WHAT IS EXPECTED:
The records that follow must be printed exactly as they are.
Segment Start: DATA
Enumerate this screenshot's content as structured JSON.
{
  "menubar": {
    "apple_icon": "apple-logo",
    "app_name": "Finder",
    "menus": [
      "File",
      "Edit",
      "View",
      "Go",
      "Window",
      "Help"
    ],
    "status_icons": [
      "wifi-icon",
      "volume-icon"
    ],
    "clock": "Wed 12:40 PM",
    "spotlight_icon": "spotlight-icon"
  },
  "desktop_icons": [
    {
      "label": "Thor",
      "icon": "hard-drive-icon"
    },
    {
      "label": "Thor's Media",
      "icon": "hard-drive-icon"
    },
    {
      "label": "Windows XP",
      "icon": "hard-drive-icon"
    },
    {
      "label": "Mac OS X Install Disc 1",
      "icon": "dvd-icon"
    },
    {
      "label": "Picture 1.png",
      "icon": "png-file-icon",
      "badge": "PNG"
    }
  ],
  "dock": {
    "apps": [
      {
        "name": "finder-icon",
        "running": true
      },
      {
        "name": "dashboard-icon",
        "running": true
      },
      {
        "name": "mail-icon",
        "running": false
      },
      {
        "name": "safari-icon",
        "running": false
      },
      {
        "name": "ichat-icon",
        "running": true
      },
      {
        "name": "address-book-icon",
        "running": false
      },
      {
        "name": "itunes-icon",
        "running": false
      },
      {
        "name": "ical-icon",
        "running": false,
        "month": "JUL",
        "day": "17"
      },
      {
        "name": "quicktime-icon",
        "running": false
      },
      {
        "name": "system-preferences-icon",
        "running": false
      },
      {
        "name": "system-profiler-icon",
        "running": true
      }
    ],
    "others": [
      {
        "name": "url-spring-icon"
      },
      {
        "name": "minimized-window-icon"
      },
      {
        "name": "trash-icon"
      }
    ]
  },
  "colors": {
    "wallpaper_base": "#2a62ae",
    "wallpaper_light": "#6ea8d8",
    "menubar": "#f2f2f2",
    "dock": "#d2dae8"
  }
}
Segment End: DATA
EXERCISE ANSWER:
Enumerate this screenshot's content as structured JSON.
{
  "menubar": {
    "apple_icon": "apple-logo",
    "app_name": "Finder",
    "menus": [
      "File",
      "Edit",
      "View",
      "Go",
      "Window",
      "Help"
    ],
    "status_icons": [
      "wifi-icon",
      "volume-icon"
    ],
    "clock": "Wed 12:40 PM",
    "spotlight_icon": "spotlight-icon"
  },
  "desktop_icons": [
    {
      "label": "Thor",
      "icon": "hard-drive-icon"
    },
    {
      "label": "Thor's Media",
      "icon": "hard-drive-icon"
    },
    {
      "label": "Windows XP",
      "icon": "hard-drive-icon"
    },
    {
      "label": "Mac OS X Install Disc 1",
      "icon": "dvd-icon"
    },
    {
      "label": "Picture 1.png",
      "icon": "png-file-icon",
      "badge": "PNG"
    }
  ],
  "dock": {
    "apps": [
      {
        "name": "finder-icon",
        "running": true
      },
      {
        "name": "dashboard-icon",
        "running": true
      },
      {
        "name": "mail-icon",
        "running": false
      },
      {
        "name": "safari-icon",
        "running": false
      },
      {
        "name": "ichat-icon",
        "running": true
      },
      {
        "name": "address-book-icon",
        "running": false
      },
      {
        "name": "itunes-icon",
        "running": false
      },
      {
        "name": "ical-icon",
        "running": false,
        "month": "JUL",
        "day": "17"
      },
      {
        "name": "quicktime-icon",
        "running": false
      },
      {
        "name": "system-preferences-icon",
        "running": false
      },
      {
        "name": "system-profiler-icon",
        "running": true
      }
    ],
    "others": [
      {
        "name": "url-spring-icon"
      },
      {
        "name": "minimized-window-icon"
      },
      {
        "name": "trash-icon"
      }
    ]
  },
  "colors": {
    "wallpaper_base": "#2a62ae",
    "wallpaper_light": "#6ea8d8",
    "menubar": "#f2f2f2",
    "dock": "#d2dae8"
  }
}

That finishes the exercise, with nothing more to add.